Denmark Vesey Tour
In the midst of a park named in honor of Confederate General Wade Hampton stands a monument that honors Denmark Vesey- a former slave who was executed in 1822 for his role in planning an attempted slave insurrection. The monument was dedicated in 2014 and tells of Vesey's enslavement and self-emancipation, his role in establishing Hampstead AME Church, his role as an educator, and his efforts to end slavery. Vesey was one of thirty-five African Americans who were executed following a series of trials that revealed the scope of the planned rebellion against the institution of slavery in South Carolina. In addition to creating slave patrols and a military barracks to protect the city from possible slave rebellions in the future, the city of Charleston destroyed Vesey's church.
When the Denmark Vesey slave rebellion was discovered and stopped before it could happen in 1822, the white population remained in fear. The South Carolina Legislature established an arsenal to protect the city. The arsenal served its purpose until it was turned into the South Carolina Military Academy in 1842. This school soon became known as The Citadel
Emanuel African Methodist Episcopal Church, or “Mother Emanuel,” is the oldest African Methodist Episcopal church in the south. Founded in 1818, it was investigated for involvement in the Vesey slave revolt and burned. The church was rebuilt and worship continued until 1834, when all-Black churches were outlawed. Worship still continued underground, until it was reorganized in 1865, and took the name Emanuel, which in Hebrew means “God with us.” A two-story wooden church was built at the current site in 1872, was damaged in the Charleston Earthquake of 1886. The present day structure was built in 1891.
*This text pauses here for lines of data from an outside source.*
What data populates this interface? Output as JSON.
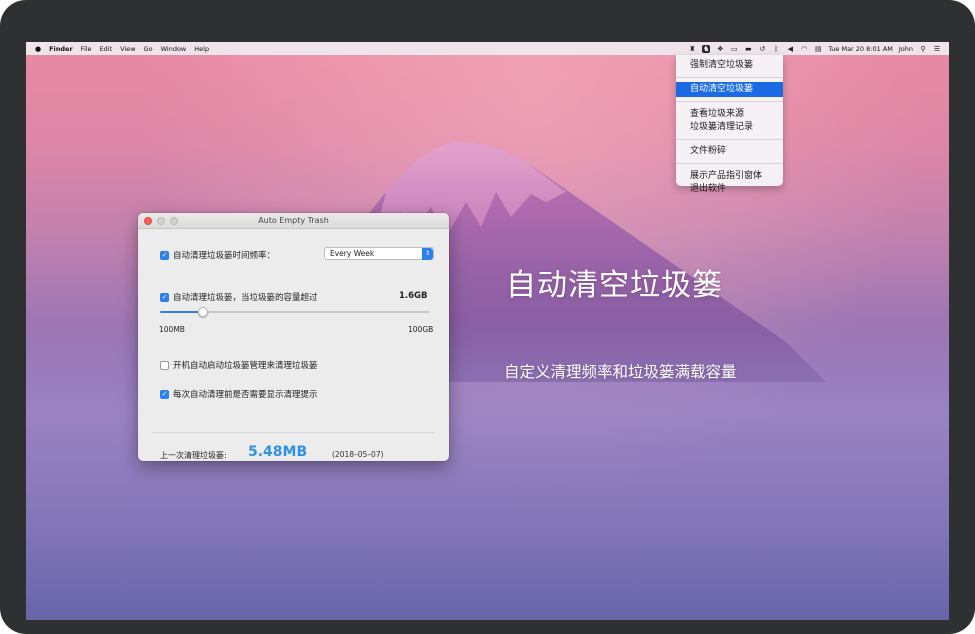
{
  "menubar": {
    "app_name": "Finder",
    "menus": [
      "File",
      "Edit",
      "View",
      "Go",
      "Window",
      "Help"
    ],
    "clock": "Tue Mar 20  8:01 AM",
    "user": "John"
  },
  "status_menu": {
    "items": [
      {
        "label": "强制清空垃圾篓"
      },
      {
        "label": "自动清空垃圾篓",
        "selected": true
      },
      {
        "label": "查看垃圾来源"
      },
      {
        "label": "垃圾篓清理记录"
      },
      {
        "label": "文件粉碎"
      },
      {
        "label": "展示产品指引窗体"
      },
      {
        "label": "退出软件"
      }
    ]
  },
  "window": {
    "title": "Auto Empty Trash",
    "frequency": {
      "checked": true,
      "label": "自动清理垃圾篓时间频率：",
      "selected_option": "Every Week"
    },
    "capacity": {
      "checked": true,
      "label": "自动清理垃圾篓，当垃圾篓的容量超过",
      "value_label": "1.6GB",
      "slider_min_label": "100MB",
      "slider_max_label": "100GB",
      "slider_fraction": 0.16
    },
    "launch_at_login": {
      "checked": false,
      "label": "开机自动启动垃圾篓管理来清理垃圾篓"
    },
    "show_prompt": {
      "checked": true,
      "label": "每次自动清理前是否需要显示清理提示"
    },
    "last_clean": {
      "label": "上一次清理垃圾篓:",
      "size": "5.48MB",
      "date": "(2018–05–07)"
    }
  },
  "hero": {
    "title": "自动清空垃圾篓",
    "subtitle": "自定义清理频率和垃圾篓满载容量"
  },
  "colors": {
    "accent": "#2d7ff0",
    "size_highlight": "#2d92e6",
    "menu_selection": "#1a6be3"
  }
}
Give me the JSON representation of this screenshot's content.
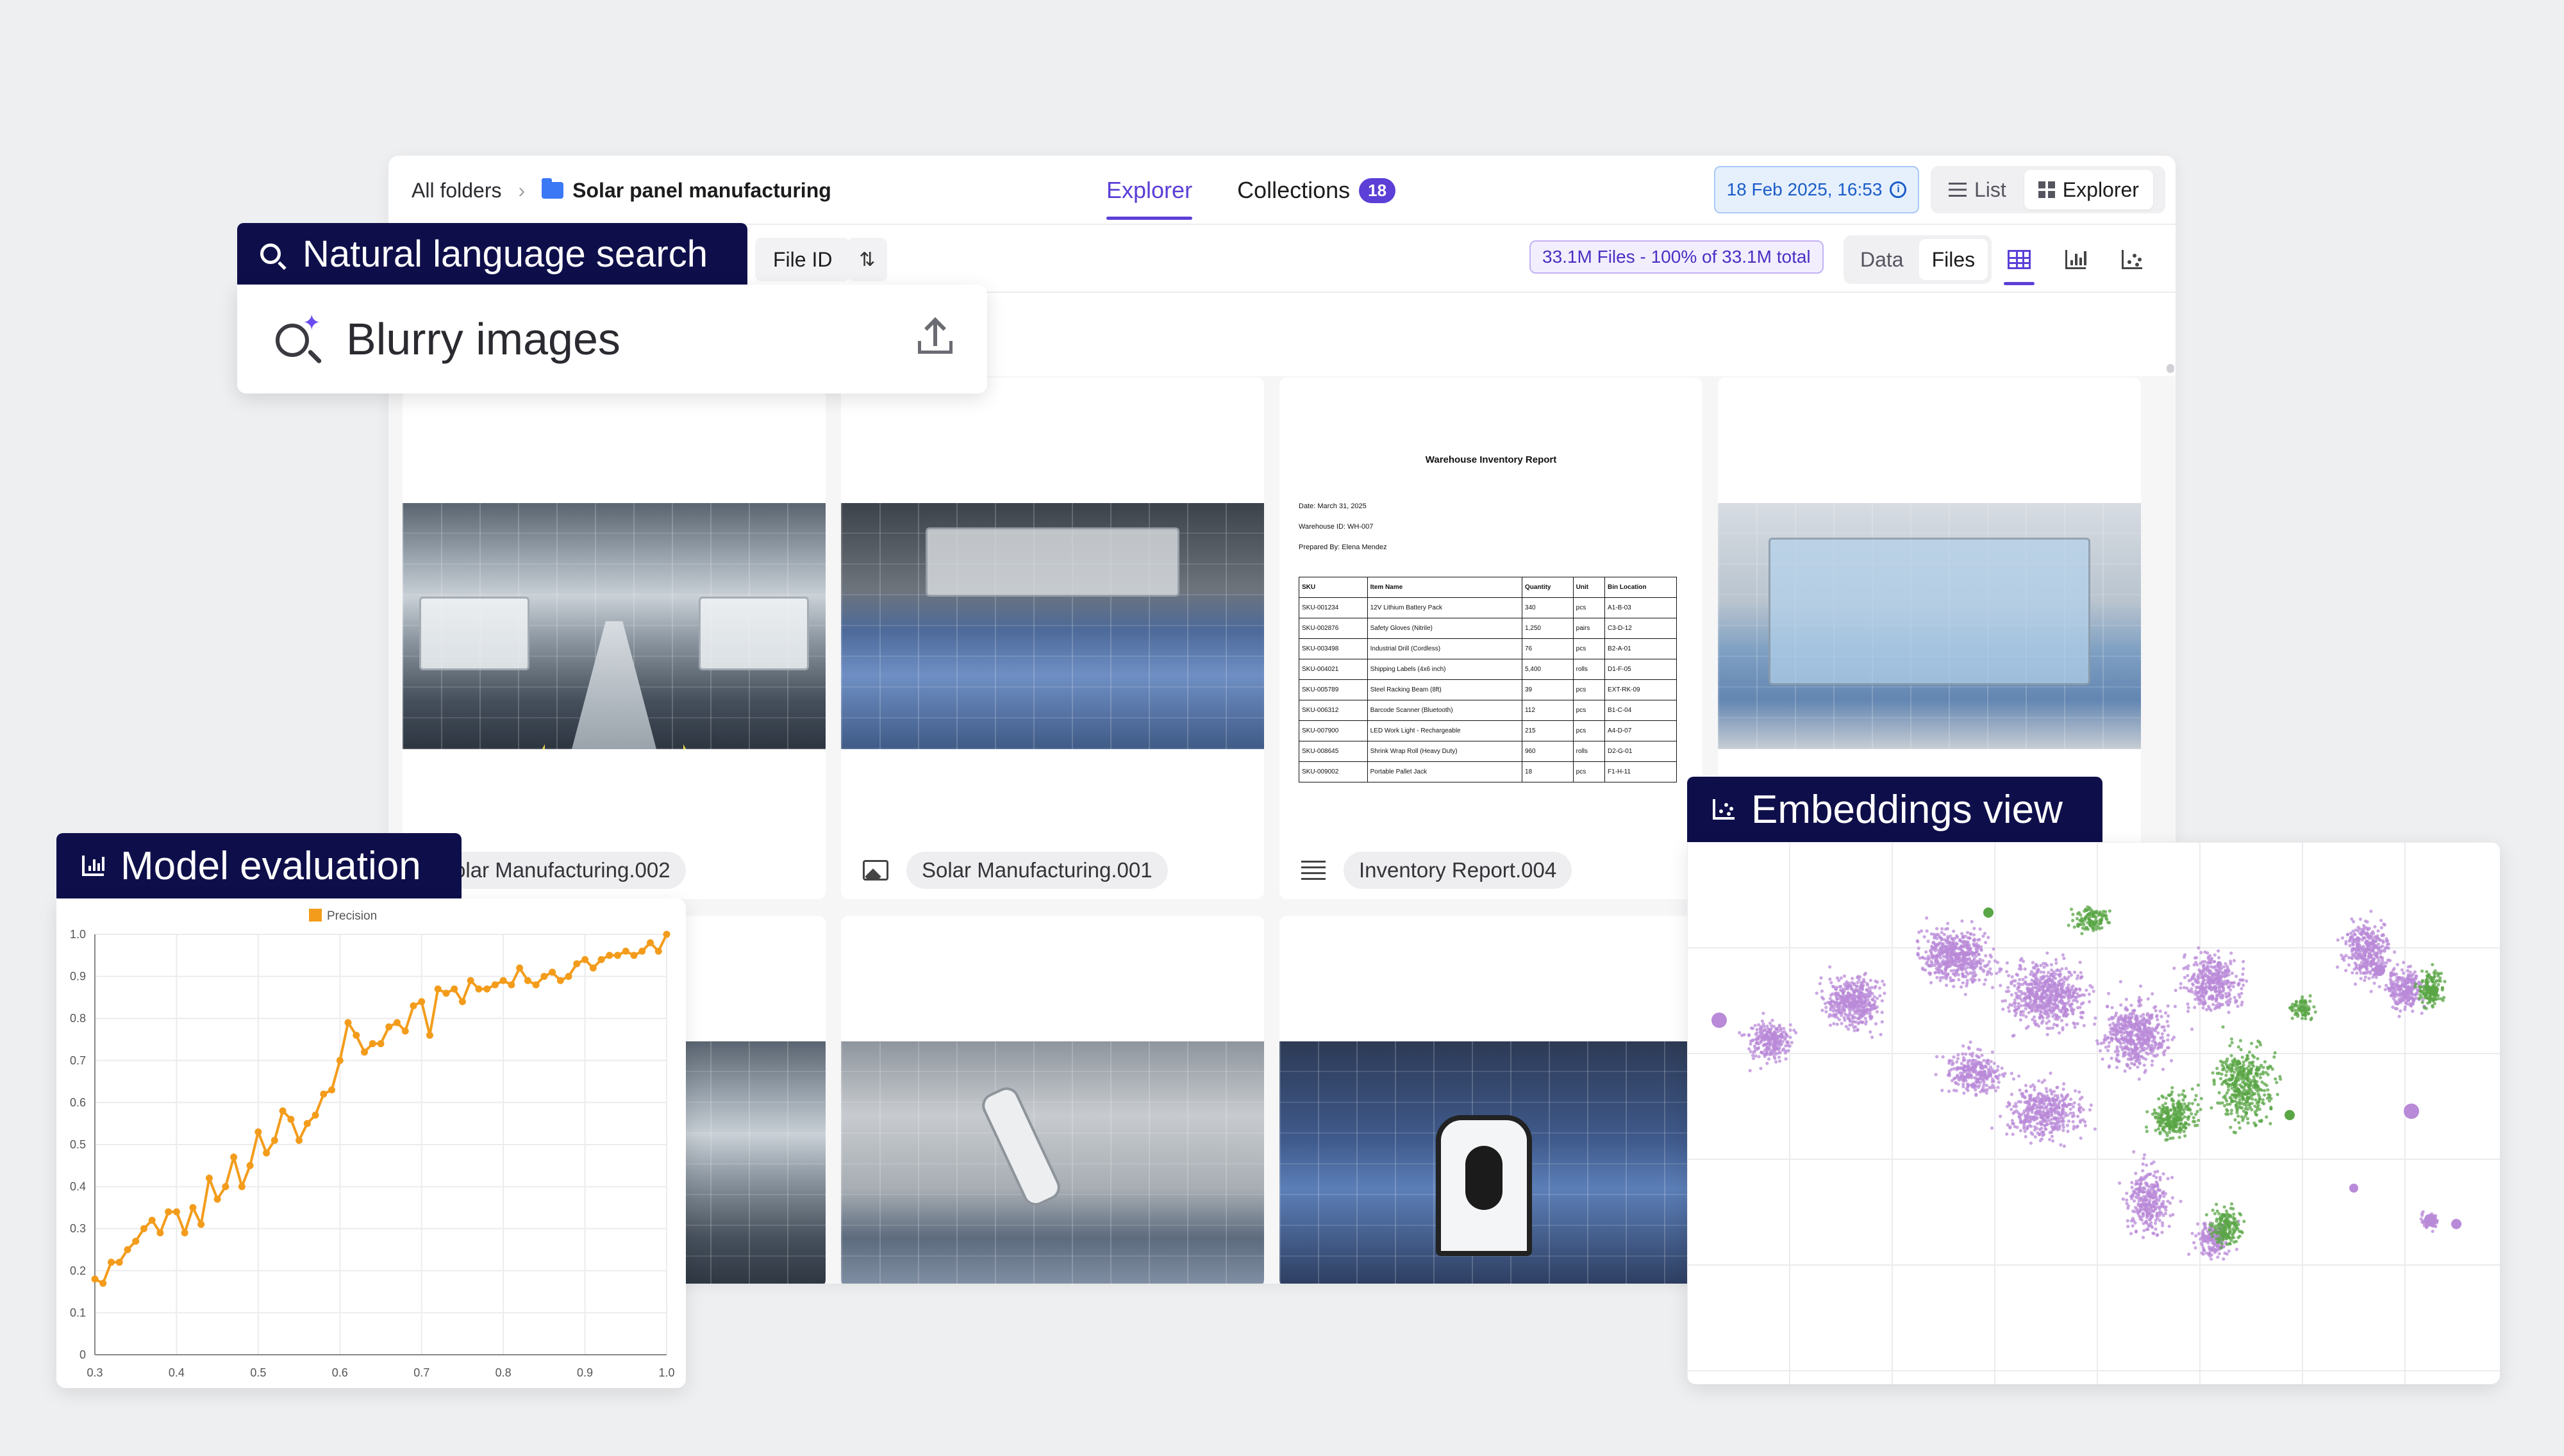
{
  "breadcrumb": {
    "root": "All folders",
    "separator": ">",
    "current": "Solar panel manufacturing"
  },
  "tabs": [
    {
      "label": "Explorer",
      "active": true
    },
    {
      "label": "Collections",
      "badge": "18",
      "active": false
    }
  ],
  "timestamp": "18 Feb 2025, 16:53",
  "view_toggle": {
    "list": "List",
    "explorer": "Explorer",
    "active": "Explorer"
  },
  "toolbar": {
    "file_id": "File ID",
    "files_summary": "33.1M Files - 100% of 33.1M total",
    "data_label": "Data",
    "files_label": "Files",
    "active_mode": "Files"
  },
  "cards": [
    {
      "name": "Solar Manufacturing.002",
      "type": "image"
    },
    {
      "name": "Solar Manufacturing.001",
      "type": "image"
    },
    {
      "name": "Inventory Report.004",
      "type": "document"
    },
    {
      "name": "",
      "type": "image"
    },
    {
      "name": "",
      "type": "image"
    },
    {
      "name": "",
      "type": "image"
    },
    {
      "name": "",
      "type": "image"
    }
  ],
  "inventory_doc": {
    "title": "Warehouse Inventory Report",
    "date": "Date: March 31, 2025",
    "warehouse": "Warehouse ID: WH-007",
    "prepared_by": "Prepared By: Elena Mendez",
    "headers": [
      "SKU",
      "Item Name",
      "Quantity",
      "Unit",
      "Bin Location"
    ],
    "rows": [
      [
        "SKU-001234",
        "12V Lithium Battery Pack",
        "340",
        "pcs",
        "A1-B-03"
      ],
      [
        "SKU-002876",
        "Safety Gloves (Nitrile)",
        "1,250",
        "pairs",
        "C3-D-12"
      ],
      [
        "SKU-003498",
        "Industrial Drill (Cordless)",
        "76",
        "pcs",
        "B2-A-01"
      ],
      [
        "SKU-004021",
        "Shipping Labels (4x6 inch)",
        "5,400",
        "rolls",
        "D1-F-05"
      ],
      [
        "SKU-005789",
        "Steel Racking Beam (8ft)",
        "39",
        "pcs",
        "EXT-RK-09"
      ],
      [
        "SKU-006312",
        "Barcode Scanner (Bluetooth)",
        "112",
        "pcs",
        "B1-C-04"
      ],
      [
        "SKU-007900",
        "LED Work Light - Rechargeable",
        "215",
        "pcs",
        "A4-D-07"
      ],
      [
        "SKU-008645",
        "Shrink Wrap Roll (Heavy Duty)",
        "960",
        "rolls",
        "D2-G-01"
      ],
      [
        "SKU-009002",
        "Portable Pallet Jack",
        "18",
        "pcs",
        "F1-H-11"
      ]
    ]
  },
  "search_panel": {
    "label": "Natural language search",
    "query": "Blurry images"
  },
  "model_evaluation": {
    "label": "Model evaluation"
  },
  "embeddings_view": {
    "label": "Embeddings view"
  },
  "colors": {
    "accent": "#5b3fd6",
    "panel_label_bg": "#0e0f4a",
    "chart_line": "#f39c1c",
    "cluster_purple": "#b98ad8",
    "cluster_green": "#5aa646"
  },
  "chart_data": [
    {
      "type": "line",
      "legend": [
        "Precision"
      ],
      "legend_position": "top-center",
      "grid": true,
      "xlim": [
        0.3,
        1.0
      ],
      "ylim": [
        0,
        1.0
      ],
      "xticks": [
        "0.3",
        "0.4",
        "0.5",
        "0.6",
        "0.7",
        "0.8",
        "0.9",
        "1.0"
      ],
      "yticks": [
        "0",
        "0.1",
        "0.2",
        "0.3",
        "0.4",
        "0.5",
        "0.6",
        "0.7",
        "0.8",
        "0.9",
        "1.0"
      ],
      "series": [
        {
          "name": "Precision",
          "x": [
            0.3,
            0.31,
            0.32,
            0.33,
            0.34,
            0.35,
            0.36,
            0.37,
            0.38,
            0.39,
            0.4,
            0.41,
            0.42,
            0.43,
            0.44,
            0.45,
            0.46,
            0.47,
            0.48,
            0.49,
            0.5,
            0.51,
            0.52,
            0.53,
            0.54,
            0.55,
            0.56,
            0.57,
            0.58,
            0.59,
            0.6,
            0.61,
            0.62,
            0.63,
            0.64,
            0.65,
            0.66,
            0.67,
            0.68,
            0.69,
            0.7,
            0.71,
            0.72,
            0.73,
            0.74,
            0.75,
            0.76,
            0.77,
            0.78,
            0.79,
            0.8,
            0.81,
            0.82,
            0.83,
            0.84,
            0.85,
            0.86,
            0.87,
            0.88,
            0.89,
            0.9,
            0.91,
            0.92,
            0.93,
            0.94,
            0.95,
            0.96,
            0.97,
            0.98,
            0.99,
            1.0
          ],
          "y": [
            0.18,
            0.17,
            0.22,
            0.22,
            0.25,
            0.27,
            0.3,
            0.32,
            0.29,
            0.34,
            0.34,
            0.29,
            0.35,
            0.31,
            0.42,
            0.37,
            0.4,
            0.47,
            0.4,
            0.45,
            0.53,
            0.48,
            0.51,
            0.58,
            0.56,
            0.51,
            0.55,
            0.57,
            0.62,
            0.63,
            0.7,
            0.79,
            0.76,
            0.72,
            0.74,
            0.74,
            0.78,
            0.79,
            0.77,
            0.83,
            0.84,
            0.76,
            0.87,
            0.86,
            0.87,
            0.84,
            0.89,
            0.87,
            0.87,
            0.88,
            0.89,
            0.88,
            0.92,
            0.89,
            0.88,
            0.9,
            0.91,
            0.89,
            0.9,
            0.93,
            0.94,
            0.92,
            0.94,
            0.95,
            0.95,
            0.96,
            0.95,
            0.96,
            0.98,
            0.96,
            1.0
          ]
        }
      ]
    },
    {
      "type": "scatter",
      "grid": true,
      "series": [
        {
          "name": "",
          "color": "#b98ad8"
        },
        {
          "name": "",
          "color": "#5aa646"
        }
      ]
    }
  ]
}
This single family dwelling was initially thought to be the home of Denmark Vesey, a free Black Charleston carpenter who was tried and executed for planning a slave uprising in 1822. There is no concrete evidence that Vesey ever lived in this house and further research since the time of nomination has concluded that 56 Bull Street was not his home and that the house may not have been standing during his lifetime. It is privately owned, not open to the public, and is currently used as a college student rental property. Privacy of the owners/occupants should be respected